*** Block opens ***

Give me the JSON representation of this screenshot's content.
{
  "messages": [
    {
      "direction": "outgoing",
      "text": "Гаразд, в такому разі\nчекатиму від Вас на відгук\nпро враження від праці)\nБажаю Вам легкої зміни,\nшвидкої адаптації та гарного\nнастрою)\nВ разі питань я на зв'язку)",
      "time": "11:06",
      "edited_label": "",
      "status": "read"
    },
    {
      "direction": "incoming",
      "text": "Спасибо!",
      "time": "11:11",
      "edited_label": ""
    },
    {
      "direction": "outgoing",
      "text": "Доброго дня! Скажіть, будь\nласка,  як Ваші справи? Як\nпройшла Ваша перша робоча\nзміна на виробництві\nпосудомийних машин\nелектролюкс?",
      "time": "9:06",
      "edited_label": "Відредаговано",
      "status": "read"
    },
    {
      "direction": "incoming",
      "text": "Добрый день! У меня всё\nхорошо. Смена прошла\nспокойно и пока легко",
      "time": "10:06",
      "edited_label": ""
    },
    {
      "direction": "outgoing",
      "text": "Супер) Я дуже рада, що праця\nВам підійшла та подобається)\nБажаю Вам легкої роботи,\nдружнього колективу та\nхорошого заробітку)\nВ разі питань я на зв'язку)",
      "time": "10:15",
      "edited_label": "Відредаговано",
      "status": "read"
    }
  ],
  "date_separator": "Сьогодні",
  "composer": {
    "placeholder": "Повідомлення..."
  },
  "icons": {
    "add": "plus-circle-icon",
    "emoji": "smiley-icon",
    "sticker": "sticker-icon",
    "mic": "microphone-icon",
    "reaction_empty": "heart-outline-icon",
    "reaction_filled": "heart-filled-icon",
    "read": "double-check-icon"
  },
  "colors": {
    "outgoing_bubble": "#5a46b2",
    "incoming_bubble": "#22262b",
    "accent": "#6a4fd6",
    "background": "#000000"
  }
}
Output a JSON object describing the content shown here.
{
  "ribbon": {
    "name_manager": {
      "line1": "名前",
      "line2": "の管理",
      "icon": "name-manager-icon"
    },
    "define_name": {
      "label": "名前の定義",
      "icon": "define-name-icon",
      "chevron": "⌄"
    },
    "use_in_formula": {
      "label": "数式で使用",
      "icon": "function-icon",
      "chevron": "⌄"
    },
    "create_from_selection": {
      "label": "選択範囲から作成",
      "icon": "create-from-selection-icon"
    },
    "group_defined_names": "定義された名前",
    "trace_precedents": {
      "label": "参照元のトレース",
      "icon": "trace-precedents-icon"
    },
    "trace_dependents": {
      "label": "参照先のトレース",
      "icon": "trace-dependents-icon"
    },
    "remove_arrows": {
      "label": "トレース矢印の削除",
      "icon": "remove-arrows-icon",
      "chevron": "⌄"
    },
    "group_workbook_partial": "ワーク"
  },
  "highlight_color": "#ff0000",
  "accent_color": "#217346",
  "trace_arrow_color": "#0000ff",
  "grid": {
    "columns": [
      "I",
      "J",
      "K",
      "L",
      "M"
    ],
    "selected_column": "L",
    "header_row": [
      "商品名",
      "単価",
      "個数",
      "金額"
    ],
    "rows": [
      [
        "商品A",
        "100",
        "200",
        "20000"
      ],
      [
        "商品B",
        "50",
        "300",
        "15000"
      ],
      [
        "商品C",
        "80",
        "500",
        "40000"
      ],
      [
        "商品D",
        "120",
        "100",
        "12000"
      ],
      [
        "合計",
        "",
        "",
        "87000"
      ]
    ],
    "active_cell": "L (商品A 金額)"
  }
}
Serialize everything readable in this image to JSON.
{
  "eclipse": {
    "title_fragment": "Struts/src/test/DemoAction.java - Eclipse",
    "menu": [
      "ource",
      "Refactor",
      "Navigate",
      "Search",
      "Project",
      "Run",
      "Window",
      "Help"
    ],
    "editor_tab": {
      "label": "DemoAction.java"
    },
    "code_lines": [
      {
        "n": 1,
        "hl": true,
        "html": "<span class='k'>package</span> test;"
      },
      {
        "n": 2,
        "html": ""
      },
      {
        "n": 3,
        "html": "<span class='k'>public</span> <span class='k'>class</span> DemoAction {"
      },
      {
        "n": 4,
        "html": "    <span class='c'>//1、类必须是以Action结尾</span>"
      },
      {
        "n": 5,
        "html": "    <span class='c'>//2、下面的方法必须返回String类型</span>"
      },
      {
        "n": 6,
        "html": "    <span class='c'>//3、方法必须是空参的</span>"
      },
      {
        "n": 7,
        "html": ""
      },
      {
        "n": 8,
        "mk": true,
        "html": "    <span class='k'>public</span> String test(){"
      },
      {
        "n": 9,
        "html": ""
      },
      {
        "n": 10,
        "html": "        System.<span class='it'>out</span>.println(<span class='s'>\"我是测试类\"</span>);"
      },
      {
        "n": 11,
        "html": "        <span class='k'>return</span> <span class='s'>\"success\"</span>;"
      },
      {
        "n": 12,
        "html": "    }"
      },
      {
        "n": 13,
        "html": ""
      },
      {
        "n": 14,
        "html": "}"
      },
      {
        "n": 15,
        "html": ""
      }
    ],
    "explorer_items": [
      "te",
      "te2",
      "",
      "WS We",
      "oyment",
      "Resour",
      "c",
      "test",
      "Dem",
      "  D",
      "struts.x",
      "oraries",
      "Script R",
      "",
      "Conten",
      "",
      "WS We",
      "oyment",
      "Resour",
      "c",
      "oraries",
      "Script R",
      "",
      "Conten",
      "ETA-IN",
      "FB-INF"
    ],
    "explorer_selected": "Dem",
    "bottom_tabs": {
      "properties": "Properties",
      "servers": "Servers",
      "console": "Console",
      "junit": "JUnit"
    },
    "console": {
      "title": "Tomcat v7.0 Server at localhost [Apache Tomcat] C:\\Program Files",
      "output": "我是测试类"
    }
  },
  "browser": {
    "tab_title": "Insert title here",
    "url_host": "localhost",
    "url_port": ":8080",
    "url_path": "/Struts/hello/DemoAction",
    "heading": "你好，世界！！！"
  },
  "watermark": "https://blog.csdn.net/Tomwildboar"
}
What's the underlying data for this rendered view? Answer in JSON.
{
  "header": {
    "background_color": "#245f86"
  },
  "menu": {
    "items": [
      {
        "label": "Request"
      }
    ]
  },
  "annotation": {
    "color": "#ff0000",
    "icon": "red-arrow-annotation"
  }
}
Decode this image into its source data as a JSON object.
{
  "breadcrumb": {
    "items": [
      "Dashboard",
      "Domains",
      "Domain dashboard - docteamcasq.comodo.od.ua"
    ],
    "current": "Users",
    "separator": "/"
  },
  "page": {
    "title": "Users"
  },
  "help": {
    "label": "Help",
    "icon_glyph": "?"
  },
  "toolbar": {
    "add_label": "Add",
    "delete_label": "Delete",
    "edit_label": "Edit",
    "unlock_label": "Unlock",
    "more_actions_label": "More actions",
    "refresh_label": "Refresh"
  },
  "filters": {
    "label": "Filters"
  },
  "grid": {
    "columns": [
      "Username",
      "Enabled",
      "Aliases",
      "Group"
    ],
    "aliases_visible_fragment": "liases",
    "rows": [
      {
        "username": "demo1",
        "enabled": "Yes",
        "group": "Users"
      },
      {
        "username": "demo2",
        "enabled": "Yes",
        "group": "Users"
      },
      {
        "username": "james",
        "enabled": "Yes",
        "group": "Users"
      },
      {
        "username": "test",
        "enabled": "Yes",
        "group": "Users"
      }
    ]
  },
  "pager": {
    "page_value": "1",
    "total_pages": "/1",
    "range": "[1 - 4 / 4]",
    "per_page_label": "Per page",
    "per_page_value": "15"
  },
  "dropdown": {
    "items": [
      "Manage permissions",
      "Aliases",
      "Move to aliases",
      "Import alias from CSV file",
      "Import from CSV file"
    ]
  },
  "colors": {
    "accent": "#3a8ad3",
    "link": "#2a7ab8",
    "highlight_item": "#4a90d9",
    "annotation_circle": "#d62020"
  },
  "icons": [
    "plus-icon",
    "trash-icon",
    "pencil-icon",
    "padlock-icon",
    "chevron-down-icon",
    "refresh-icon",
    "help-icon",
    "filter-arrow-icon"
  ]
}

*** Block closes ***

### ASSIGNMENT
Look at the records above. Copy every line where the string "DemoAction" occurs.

### SOLUTION TO THIS EXERCISE
    "title_fragment": "Struts/src/test/DemoAction.java - Eclipse",
      "label": "DemoAction.java"
        "html": "<span class='k'>public</span> <span class='k'>class</span> DemoAction {"
    "url_path": "/Struts/hello/DemoAction",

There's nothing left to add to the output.